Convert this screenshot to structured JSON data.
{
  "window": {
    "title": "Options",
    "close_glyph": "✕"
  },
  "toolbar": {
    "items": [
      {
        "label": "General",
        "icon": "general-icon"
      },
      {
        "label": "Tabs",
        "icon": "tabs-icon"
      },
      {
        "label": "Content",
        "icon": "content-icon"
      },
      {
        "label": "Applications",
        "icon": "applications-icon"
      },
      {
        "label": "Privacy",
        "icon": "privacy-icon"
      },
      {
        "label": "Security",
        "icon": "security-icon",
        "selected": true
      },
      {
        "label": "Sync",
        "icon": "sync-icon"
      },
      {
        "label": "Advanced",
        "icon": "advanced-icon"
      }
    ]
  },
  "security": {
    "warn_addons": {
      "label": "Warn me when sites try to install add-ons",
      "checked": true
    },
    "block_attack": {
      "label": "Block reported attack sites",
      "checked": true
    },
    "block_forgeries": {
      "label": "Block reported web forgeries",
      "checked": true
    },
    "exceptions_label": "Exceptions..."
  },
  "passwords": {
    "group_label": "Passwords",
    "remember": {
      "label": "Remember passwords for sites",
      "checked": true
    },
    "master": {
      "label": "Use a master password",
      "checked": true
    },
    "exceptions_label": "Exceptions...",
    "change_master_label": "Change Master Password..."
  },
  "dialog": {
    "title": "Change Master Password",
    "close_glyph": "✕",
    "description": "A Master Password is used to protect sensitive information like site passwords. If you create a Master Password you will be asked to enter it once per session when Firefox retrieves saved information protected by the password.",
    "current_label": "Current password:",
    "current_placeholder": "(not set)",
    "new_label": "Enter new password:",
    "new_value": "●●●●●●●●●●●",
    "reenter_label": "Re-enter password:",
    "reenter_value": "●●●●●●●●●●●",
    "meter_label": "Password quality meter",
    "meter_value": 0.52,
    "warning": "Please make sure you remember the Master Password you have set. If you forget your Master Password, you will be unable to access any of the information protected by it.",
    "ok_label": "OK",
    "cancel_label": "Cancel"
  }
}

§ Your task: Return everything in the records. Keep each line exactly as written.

§ Response below:
Convert this screenshot to structured JSON data.
{
  "window": {
    "title": "Options",
    "close_glyph": "✕"
  },
  "toolbar": {
    "items": [
      {
        "label": "General",
        "icon": "general-icon"
      },
      {
        "label": "Tabs",
        "icon": "tabs-icon"
      },
      {
        "label": "Content",
        "icon": "content-icon"
      },
      {
        "label": "Applications",
        "icon": "applications-icon"
      },
      {
        "label": "Privacy",
        "icon": "privacy-icon"
      },
      {
        "label": "Security",
        "icon": "security-icon",
        "selected": true
      },
      {
        "label": "Sync",
        "icon": "sync-icon"
      },
      {
        "label": "Advanced",
        "icon": "advanced-icon"
      }
    ]
  },
  "security": {
    "warn_addons": {
      "label": "Warn me when sites try to install add-ons",
      "checked": true
    },
    "block_attack": {
      "label": "Block reported attack sites",
      "checked": true
    },
    "block_forgeries": {
      "label": "Block reported web forgeries",
      "checked": true
    },
    "exceptions_label": "Exceptions..."
  },
  "passwords": {
    "group_label": "Passwords",
    "remember": {
      "label": "Remember passwords for sites",
      "checked": true
    },
    "master": {
      "label": "Use a master password",
      "checked": true
    },
    "exceptions_label": "Exceptions...",
    "change_master_label": "Change Master Password..."
  },
  "dialog": {
    "title": "Change Master Password",
    "close_glyph": "✕",
    "description": "A Master Password is used to protect sensitive information like site passwords. If you create a Master Password you will be asked to enter it once per session when Firefox retrieves saved information protected by the password.",
    "current_label": "Current password:",
    "current_placeholder": "(not set)",
    "new_label": "Enter new password:",
    "new_value": "●●●●●●●●●●●",
    "reenter_label": "Re-enter password:",
    "reenter_value": "●●●●●●●●●●●",
    "meter_label": "Password quality meter",
    "meter_value": 0.52,
    "warning": "Please make sure you remember the Master Password you have set. If you forget your Master Password, you will be unable to access any of the information protected by it.",
    "ok_label": "OK",
    "cancel_label": "Cancel"
  }
}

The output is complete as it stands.